No matter how complex your setup, the D1100 is ready to accommodate – with 9 inputs: 3 optical, 3 coaxial (2 RCA and 1 BNC), plus 1 MCT, 1 AES/EBU, and the USB inputs are on board. The outputs to connect the D1100 to your system are three sets of balanced and unbalanced outputs so that one set has a fixed volumes, while the other 2 have variable volumes which can be turned on and off. This DAC is extremely easy to use, from getting set up, to being able to rename all inputs and program all data ports and power control triggers. And what we are wildly impressed by is their HXD®, the Headphone Crossfeed Director (headphone amplifier) which immediately brings soundstage audio quality to your private listening.
Pro-Ject DAC Box E Mobile
If you’ve ever thought a DAC should fit in the palm of your hand, Pro-Ject heard you and crafted the Box E portable DAC which offers surprising sound at an extremely low price point. It’s a great mobile companion device for your permanent DAC. The Box E is powered by the device it is connected to so you’re not swimming in a sea of wires or carrying around external battery packs (thus, the “mobile” part of its name). It does not have a Bluetooth connection, so it doesn’t support a wireless headphone output, but it is compatible with iPhone and Android devices and offers a USB-C input. This device supports sample rates of 32bit/192kHz and its power Output is 32 Ohm. It has a 1x 3.5mm (stereo) analog output, and a USB-C digital input. Great as a starter device or a simple converter in the field, the Box E is a fun addition to the 2022 DAC lineup!
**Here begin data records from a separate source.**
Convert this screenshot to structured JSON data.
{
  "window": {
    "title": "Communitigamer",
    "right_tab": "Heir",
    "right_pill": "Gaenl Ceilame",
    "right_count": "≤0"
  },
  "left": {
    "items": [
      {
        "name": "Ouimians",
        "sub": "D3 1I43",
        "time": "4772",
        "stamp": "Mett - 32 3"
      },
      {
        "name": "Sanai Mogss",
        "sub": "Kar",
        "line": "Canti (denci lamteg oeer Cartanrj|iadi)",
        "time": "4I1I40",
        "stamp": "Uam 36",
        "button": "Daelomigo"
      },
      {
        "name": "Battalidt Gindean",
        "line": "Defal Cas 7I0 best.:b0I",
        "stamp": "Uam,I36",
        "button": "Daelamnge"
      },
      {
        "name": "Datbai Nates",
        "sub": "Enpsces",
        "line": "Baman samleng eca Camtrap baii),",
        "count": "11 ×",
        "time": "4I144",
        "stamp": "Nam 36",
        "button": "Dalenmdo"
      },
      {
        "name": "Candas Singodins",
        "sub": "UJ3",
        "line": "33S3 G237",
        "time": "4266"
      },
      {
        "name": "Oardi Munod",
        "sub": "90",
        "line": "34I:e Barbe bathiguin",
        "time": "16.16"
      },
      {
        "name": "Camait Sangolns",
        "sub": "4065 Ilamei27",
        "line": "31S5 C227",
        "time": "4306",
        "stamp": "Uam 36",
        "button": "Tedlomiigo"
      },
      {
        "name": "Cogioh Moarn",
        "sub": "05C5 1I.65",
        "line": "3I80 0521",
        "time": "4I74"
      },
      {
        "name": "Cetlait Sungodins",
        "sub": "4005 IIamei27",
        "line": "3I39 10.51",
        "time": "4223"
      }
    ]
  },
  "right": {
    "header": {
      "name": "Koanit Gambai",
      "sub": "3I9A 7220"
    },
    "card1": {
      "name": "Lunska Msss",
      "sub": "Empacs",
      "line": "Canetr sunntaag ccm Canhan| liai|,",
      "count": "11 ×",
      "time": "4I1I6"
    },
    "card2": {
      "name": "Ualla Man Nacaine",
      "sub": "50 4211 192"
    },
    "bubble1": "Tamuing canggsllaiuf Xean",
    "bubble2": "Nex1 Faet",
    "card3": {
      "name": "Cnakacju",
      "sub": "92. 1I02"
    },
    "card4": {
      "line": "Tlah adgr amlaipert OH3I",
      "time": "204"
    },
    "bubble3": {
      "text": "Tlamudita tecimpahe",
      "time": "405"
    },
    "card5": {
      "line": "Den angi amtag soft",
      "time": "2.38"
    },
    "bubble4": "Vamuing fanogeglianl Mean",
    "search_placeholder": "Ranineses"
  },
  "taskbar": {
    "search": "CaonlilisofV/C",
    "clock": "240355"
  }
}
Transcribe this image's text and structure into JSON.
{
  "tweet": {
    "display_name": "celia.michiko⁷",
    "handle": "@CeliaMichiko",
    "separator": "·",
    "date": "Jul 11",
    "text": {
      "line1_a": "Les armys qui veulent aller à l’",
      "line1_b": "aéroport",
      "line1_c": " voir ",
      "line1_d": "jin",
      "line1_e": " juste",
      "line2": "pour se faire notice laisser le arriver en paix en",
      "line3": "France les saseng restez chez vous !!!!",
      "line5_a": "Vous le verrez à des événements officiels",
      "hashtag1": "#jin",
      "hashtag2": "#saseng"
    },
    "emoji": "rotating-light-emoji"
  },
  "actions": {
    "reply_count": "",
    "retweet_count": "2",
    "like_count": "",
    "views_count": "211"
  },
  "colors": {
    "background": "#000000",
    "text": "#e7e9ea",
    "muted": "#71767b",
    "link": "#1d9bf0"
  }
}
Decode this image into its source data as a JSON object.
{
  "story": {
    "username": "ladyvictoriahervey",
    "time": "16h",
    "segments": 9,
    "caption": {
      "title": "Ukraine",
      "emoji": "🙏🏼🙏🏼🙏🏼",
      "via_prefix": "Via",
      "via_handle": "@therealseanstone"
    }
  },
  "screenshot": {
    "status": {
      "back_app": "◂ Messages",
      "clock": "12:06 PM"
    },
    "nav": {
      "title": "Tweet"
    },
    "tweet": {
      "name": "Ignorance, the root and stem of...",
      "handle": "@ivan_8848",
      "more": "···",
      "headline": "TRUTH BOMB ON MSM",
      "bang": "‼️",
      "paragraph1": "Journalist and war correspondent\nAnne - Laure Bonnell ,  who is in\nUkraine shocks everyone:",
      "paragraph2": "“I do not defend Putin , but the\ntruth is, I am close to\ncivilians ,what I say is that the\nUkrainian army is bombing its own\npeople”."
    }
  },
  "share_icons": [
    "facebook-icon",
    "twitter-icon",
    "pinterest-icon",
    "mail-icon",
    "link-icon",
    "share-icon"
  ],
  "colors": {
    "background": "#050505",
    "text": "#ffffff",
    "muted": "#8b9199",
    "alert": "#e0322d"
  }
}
The takeaway today is that we can’t listen to 1s and 0s, but with a DAC, we can experience sound as it was meant to be heard, without that nasty hum, or the clearly digital noise interfering. For anyone who is searching for the perfect piece to complete their setup, a *good* DAC brings your computer into the fold and converts that sound for quality speakers or headphones. We would love to show you in person how these devices can be a game changer!